The Gynecologic Oncology Institute focuses on ovarian cancer and supports all efforts to get care back to normal as soon as possible. This is another form of collateral damage due to the pandemic and it certainly hits our patients close to home.
Out treatment plans include outpatient care as much as possible, including outpatient robotic surgery, which is minimally invasive and gets you out of the hospital the same day or the next morning. This applies even to advanced cancer cases but requires a personal evaluation to see if that is in your best interests overall.
Cancer Manag Res. 2021, Jan. 14; 13: 359-366. doi: 10.2147 / CMAR.S287152. eCollection 2021.

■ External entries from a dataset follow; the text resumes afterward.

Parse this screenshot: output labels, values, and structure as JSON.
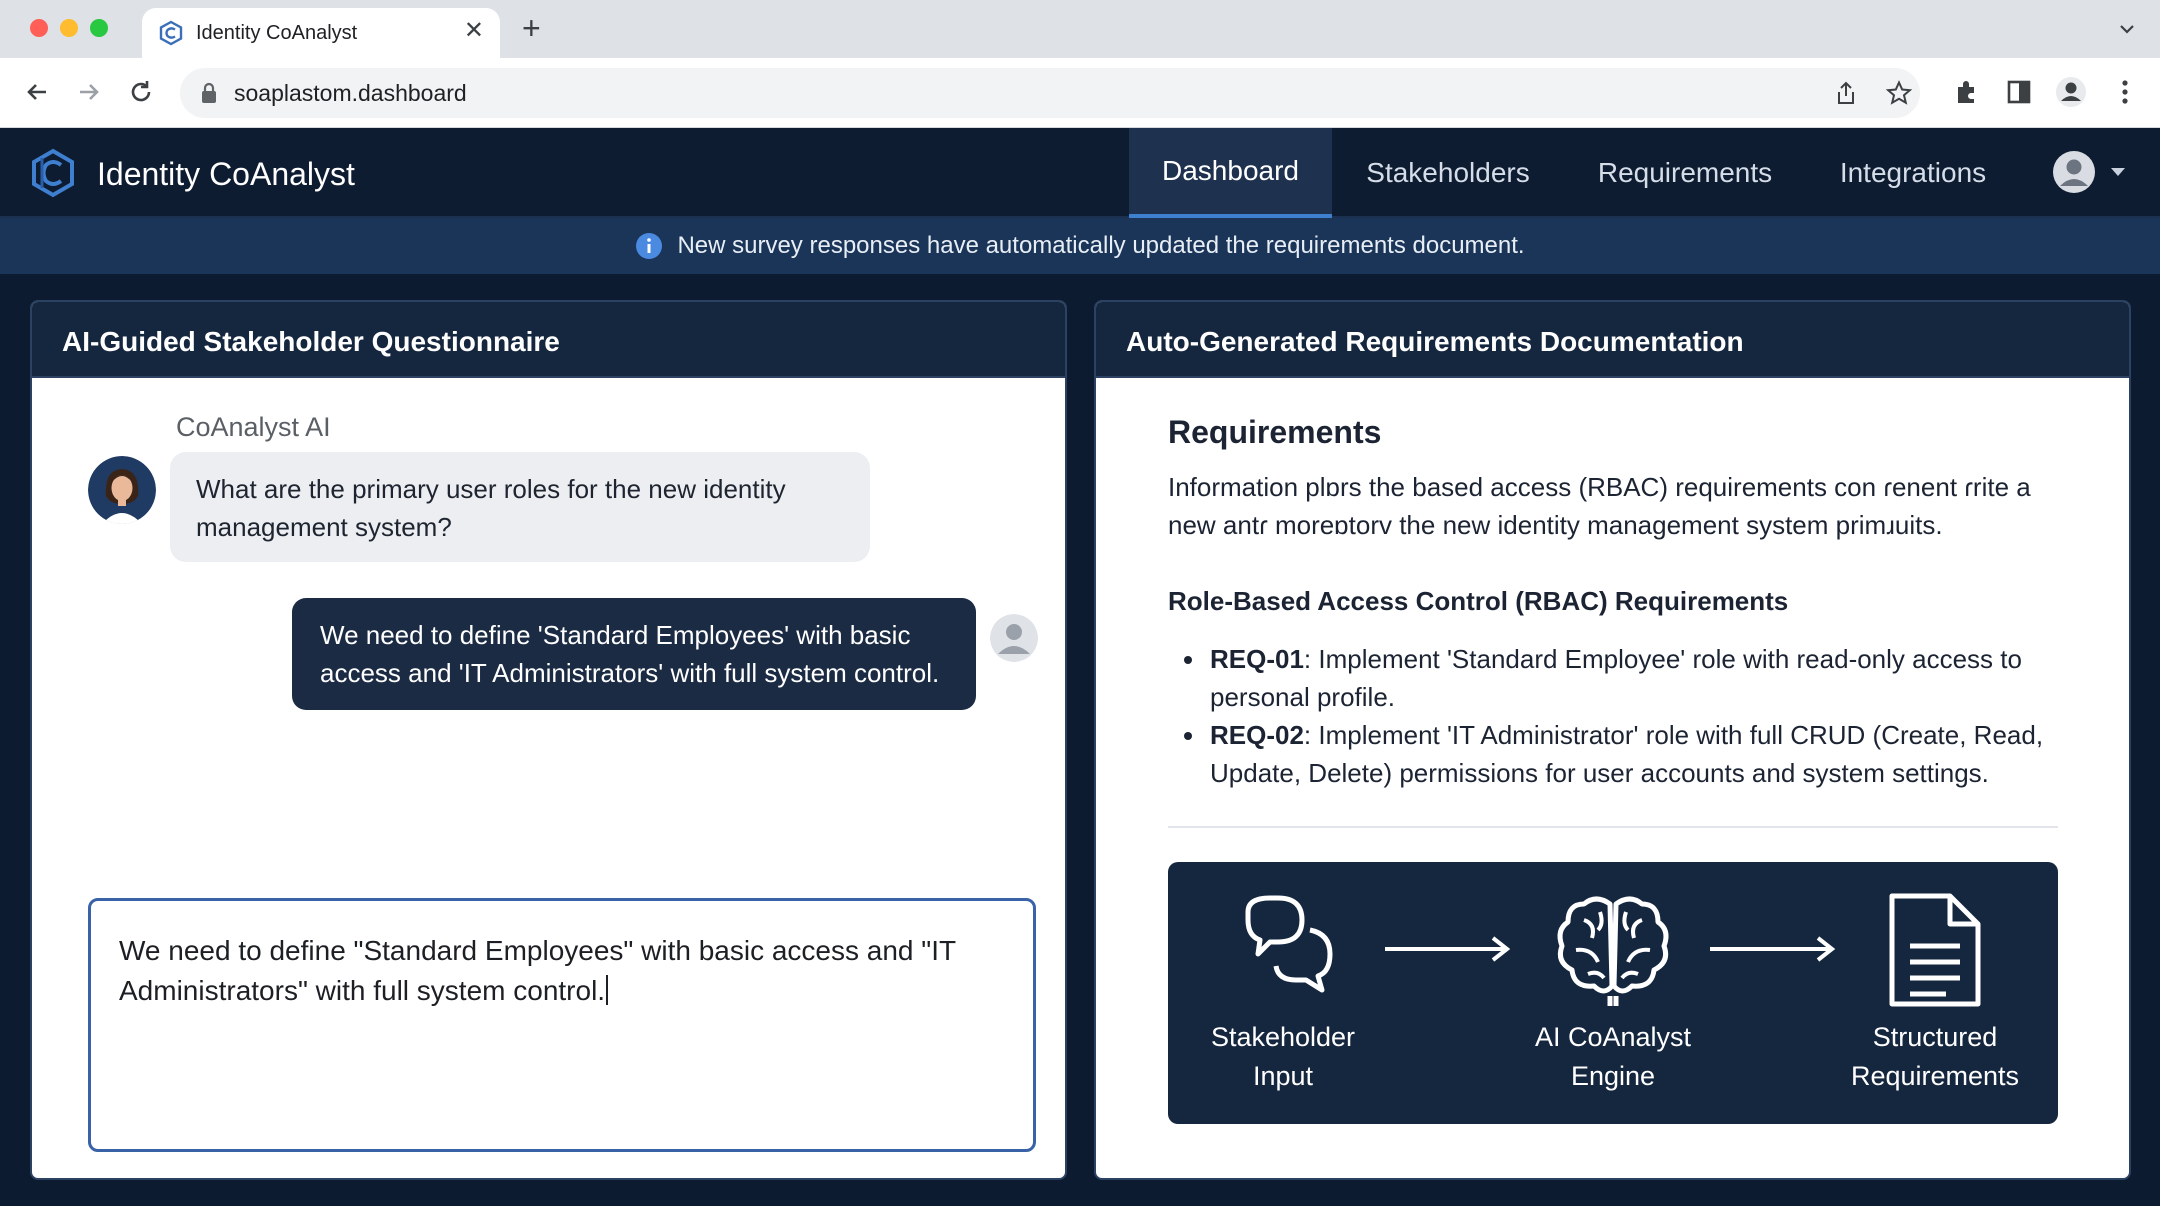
{
  "browser": {
    "tab_title": "Identity CoAnalyst",
    "url": "soaplastom.dashboard",
    "icons": [
      "back-arrow-icon",
      "forward-arrow-icon",
      "reload-icon",
      "lock-icon",
      "share-icon",
      "star-icon",
      "extensions-icon",
      "sidebar-icon",
      "profile-icon",
      "more-icon"
    ]
  },
  "app": {
    "title": "Identity CoAnalyst",
    "nav": [
      {
        "label": "Dashboard",
        "active": true
      },
      {
        "label": "Stakeholders",
        "active": false
      },
      {
        "label": "Requirements",
        "active": false
      },
      {
        "label": "Integrations",
        "active": false
      }
    ]
  },
  "notice": {
    "text": "New survey responses have automatically updated the requirements document."
  },
  "questionnaire": {
    "title": "AI-Guided Stakeholder Questionnaire",
    "ai_name": "CoAnalyst AI",
    "ai_message": "What are the primary user roles for the new identity management system?",
    "user_message": "We need to define 'Standard Employees' with basic access and 'IT Administrators' with full system control.",
    "input_value": "We need to define \"Standard Employees\" with basic access and \"IT Administrators\" with full system control."
  },
  "requirements": {
    "panel_title": "Auto-Generated Requirements Documentation",
    "heading": "Requirements",
    "intro": "Information plɒrs the based access (RBAC) requirements con ɾenent ɾrite a new antɾ moreɒtorv the new identity management system primɹuits.",
    "section_heading": "Role-Based Access Control (RBAC) Requirements",
    "items": [
      {
        "id": "REQ-01",
        "text": ": Implement 'Standard Employee' role with read-only access to personal profile."
      },
      {
        "id": "REQ-02",
        "text": ": Implement 'IT Administrator' role with full CRUD (Create, Read, Update, Delete) permissions for user accounts and system settings."
      }
    ],
    "flow": [
      {
        "label_1": "Stakeholder",
        "label_2": "Input",
        "icon": "chat-bubbles-icon"
      },
      {
        "label_1": "AI CoAnalyst",
        "label_2": "Engine",
        "icon": "brain-icon"
      },
      {
        "label_1": "Structured",
        "label_2": "Requirements",
        "icon": "document-icon"
      }
    ]
  },
  "colors": {
    "app_bg": "#0d1b30",
    "header_bg": "#0e1c31",
    "accent": "#3f7fd0",
    "notice_bg": "#1b3558",
    "user_bubble": "#1b2b44"
  }
}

COVID-19, also known as Coronavirus Disease 2019, is caused by the severe acute respiratory syndrome Coronavirus 2 (SARS-CoV-2), which has been declared a pandemic by the World Health Organization (WHO). As the world faces the 2019 coronavirus disease crisis, oncology is facing unprecedented challenges. During this difficult time, ovarian cancer (OC) patients experienced delays in diagnosis, surgery, chemotherapy, and radiation, and oncology follow-ups were conducted via telemedicine rather than face-to-face visits. OC patients and their oncologists are balancing fears of COVID-19 and cancer treatment with the consequences of delaying cancer treatment. The delay in treating women with OC has led to higher levels of cancer concerns, anxiety, and depression. This article briefly examines the diagnosis and treatment impact of the COVID-19 pandemic, as well as the ongoing clinical trials on OC. We also discuss the psychological effects of COVID-19 on women with OC and alternative therapeutic strategies to limit personal hospital visits to reduce the spread of the disease, as well as the effects of COVID-19 on OC patients.
PMID: 33469377 | PMC: PMC7813454 | DOI: 10.2147 / CMAR.S287152